Sydney, 8 May 2018 – The global HFC phasedown is already pushing Australia and New Zealand’s HVAC&R sector away from HFCs towards natural refrigerants, shecco’s Caroline Rham told a seminar at the Air Conditioning, Refrigeration and Building Services Exhibition (ARBS 2018) at the ICC in Sydney’s Darling Harbour today.
“Legislation is driving the industry away from high-GWP refrigerants,” said Caroline Rham, business development manager for shecco in Australia and New Zealand.
“This is an opportunity for natural refrigerants,” Rham said.
In industrial refrigeration, low-charge ammonia is making inroads into the Australian market, with over 100 systems currently in operation. Rham argued that the potential for further growth is enormous, citing Australia’s estimated 100,000 refrigerated warehouses – “the vast majority of which are using HFC systems and are in need of conversion”.
The subsequent Q&A revealed the depth of feeling over how to define low-charge ammonia, with varied opinions from leading HVAC&R stakeholders in the room revealing that industry is yet to reach a consensus in this regard. During the debate, shecco COO Alvaro De Oña highlighted the company’s efforts to contribute to the debate in an upcoming ‘World Guide to Low Charge Ammonia’.
He suggested this could lead to recommendations to create several categories such as reduced charge, low charge and ultra-low charge.
Australia’s uniquely remote landscape and strong agricultural sector are well suited to large-scale industrial plants using ammonia, Rham argued.
Under the spotlight: natural refrigerant trends
Rham presented data from sheccoBase, shecco’s market development arm, indicating that the number of CO2 transcritical supermarkets worldwide is growing rapidly.

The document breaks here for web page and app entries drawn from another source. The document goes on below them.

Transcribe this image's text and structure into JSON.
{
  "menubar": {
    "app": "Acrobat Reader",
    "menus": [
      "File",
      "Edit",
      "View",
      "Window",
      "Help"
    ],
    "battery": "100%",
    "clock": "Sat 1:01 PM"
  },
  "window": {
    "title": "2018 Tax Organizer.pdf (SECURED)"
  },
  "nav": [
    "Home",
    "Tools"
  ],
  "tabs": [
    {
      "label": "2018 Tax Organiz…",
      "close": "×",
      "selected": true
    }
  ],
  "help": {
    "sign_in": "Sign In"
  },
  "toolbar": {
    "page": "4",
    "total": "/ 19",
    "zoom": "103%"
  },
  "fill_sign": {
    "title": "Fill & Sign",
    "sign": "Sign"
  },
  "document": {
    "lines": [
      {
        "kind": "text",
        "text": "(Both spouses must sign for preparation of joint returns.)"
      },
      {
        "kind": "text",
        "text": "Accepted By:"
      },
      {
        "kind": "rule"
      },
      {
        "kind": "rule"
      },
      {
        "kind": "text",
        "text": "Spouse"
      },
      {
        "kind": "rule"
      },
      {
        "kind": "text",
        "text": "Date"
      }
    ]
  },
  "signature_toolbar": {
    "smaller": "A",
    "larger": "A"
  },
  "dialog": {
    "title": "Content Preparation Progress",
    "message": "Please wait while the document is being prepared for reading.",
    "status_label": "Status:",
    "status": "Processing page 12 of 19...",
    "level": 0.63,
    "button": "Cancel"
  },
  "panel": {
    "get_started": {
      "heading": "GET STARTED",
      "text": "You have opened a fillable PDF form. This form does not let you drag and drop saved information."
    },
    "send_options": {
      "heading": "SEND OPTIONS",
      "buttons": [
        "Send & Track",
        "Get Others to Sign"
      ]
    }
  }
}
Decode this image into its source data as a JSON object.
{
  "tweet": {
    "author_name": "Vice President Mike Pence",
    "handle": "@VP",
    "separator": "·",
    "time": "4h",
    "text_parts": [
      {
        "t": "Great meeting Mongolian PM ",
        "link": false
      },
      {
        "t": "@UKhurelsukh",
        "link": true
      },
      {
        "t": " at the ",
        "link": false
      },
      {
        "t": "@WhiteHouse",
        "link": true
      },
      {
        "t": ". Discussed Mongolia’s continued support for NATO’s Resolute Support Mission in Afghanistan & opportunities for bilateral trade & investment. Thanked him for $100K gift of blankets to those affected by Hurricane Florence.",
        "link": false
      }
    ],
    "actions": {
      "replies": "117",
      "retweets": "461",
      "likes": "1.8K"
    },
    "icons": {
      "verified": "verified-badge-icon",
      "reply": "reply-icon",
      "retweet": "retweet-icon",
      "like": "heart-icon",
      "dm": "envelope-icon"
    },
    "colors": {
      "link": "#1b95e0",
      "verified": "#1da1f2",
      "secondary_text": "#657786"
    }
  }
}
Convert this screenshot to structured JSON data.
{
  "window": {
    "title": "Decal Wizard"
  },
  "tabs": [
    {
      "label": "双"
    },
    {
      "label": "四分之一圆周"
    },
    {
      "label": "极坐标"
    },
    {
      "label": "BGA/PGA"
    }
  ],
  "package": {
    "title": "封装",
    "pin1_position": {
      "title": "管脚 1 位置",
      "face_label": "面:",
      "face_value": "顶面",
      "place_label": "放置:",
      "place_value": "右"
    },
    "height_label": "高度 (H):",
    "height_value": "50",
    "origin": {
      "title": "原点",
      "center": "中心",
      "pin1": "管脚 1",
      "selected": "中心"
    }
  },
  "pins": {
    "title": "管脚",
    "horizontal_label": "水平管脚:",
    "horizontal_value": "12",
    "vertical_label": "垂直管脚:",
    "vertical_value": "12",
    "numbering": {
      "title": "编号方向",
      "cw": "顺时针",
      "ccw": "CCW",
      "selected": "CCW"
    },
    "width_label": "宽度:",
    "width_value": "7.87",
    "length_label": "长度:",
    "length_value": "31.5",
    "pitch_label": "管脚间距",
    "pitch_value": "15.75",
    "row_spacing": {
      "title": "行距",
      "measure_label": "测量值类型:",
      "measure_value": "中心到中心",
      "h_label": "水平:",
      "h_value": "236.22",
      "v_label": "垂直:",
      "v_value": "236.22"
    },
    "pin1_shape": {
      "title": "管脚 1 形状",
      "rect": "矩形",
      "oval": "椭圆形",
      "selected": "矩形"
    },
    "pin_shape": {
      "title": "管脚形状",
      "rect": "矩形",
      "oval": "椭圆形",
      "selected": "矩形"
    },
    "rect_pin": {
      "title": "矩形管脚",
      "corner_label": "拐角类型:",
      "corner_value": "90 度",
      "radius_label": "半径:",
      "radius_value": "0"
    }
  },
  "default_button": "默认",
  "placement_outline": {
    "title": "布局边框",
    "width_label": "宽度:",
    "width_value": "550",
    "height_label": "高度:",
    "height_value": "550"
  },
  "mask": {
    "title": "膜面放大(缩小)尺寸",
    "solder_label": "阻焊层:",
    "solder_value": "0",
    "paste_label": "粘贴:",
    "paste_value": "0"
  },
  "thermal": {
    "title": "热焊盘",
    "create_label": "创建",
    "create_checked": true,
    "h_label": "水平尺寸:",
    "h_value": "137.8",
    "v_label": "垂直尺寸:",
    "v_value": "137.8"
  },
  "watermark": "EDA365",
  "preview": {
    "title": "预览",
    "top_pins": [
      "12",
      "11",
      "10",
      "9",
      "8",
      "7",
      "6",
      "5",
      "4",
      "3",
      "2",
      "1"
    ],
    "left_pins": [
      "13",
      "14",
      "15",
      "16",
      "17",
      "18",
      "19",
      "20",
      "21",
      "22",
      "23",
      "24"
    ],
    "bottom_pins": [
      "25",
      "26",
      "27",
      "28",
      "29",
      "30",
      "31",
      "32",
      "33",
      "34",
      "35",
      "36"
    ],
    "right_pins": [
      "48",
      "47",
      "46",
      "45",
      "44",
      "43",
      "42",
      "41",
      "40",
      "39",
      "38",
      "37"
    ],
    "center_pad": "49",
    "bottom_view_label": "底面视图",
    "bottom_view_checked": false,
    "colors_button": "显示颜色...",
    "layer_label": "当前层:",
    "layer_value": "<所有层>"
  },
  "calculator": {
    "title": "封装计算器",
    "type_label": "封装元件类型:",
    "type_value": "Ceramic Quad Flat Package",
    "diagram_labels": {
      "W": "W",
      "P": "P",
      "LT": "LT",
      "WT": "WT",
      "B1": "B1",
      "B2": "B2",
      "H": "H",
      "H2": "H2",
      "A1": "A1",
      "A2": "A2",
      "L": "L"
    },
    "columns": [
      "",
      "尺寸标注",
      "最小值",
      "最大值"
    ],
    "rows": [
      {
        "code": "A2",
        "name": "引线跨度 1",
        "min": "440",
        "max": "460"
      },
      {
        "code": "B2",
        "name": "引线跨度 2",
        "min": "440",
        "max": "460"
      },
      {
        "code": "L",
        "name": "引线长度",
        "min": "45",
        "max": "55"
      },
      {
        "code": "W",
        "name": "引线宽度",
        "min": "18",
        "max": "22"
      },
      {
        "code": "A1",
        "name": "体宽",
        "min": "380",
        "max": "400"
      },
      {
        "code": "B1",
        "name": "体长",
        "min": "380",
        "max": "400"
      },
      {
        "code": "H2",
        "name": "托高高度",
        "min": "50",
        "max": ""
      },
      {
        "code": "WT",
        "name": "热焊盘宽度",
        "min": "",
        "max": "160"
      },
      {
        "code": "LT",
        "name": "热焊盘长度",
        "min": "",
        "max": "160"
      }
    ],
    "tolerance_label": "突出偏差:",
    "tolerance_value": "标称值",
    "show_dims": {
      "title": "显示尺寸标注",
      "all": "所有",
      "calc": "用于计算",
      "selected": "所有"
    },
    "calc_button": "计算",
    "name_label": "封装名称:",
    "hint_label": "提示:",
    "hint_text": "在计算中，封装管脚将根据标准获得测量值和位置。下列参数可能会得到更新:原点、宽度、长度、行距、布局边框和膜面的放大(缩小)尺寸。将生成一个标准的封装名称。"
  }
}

Europe currently leads the way with over 14,000 CO2 transcritical stores, while there are 3,100+ in Japan, 340+ in the United States, and 210+ in Canada. New Zealand has 41+ while Australia has 20+ (March 2018 data).
Yet Australia and New Zealand are posting the second and third most impressive growth rates after the United States, said Rham, with the number of CO2 transcritical stores having increased by 400% (Australia) and 356% (New Zealand) from 2015 to February 2018.
“CO2 transcritical has proven to be efficient in Australia’s high ambient temperatures,” said Rham.
Yet currently there are more CO2 transcritical installations in New Zealand than in Australia. “The main reason for fast adoption of CO2 transcritical in New Zealand is the temperate climate and the emissions trading scheme,” Rham said.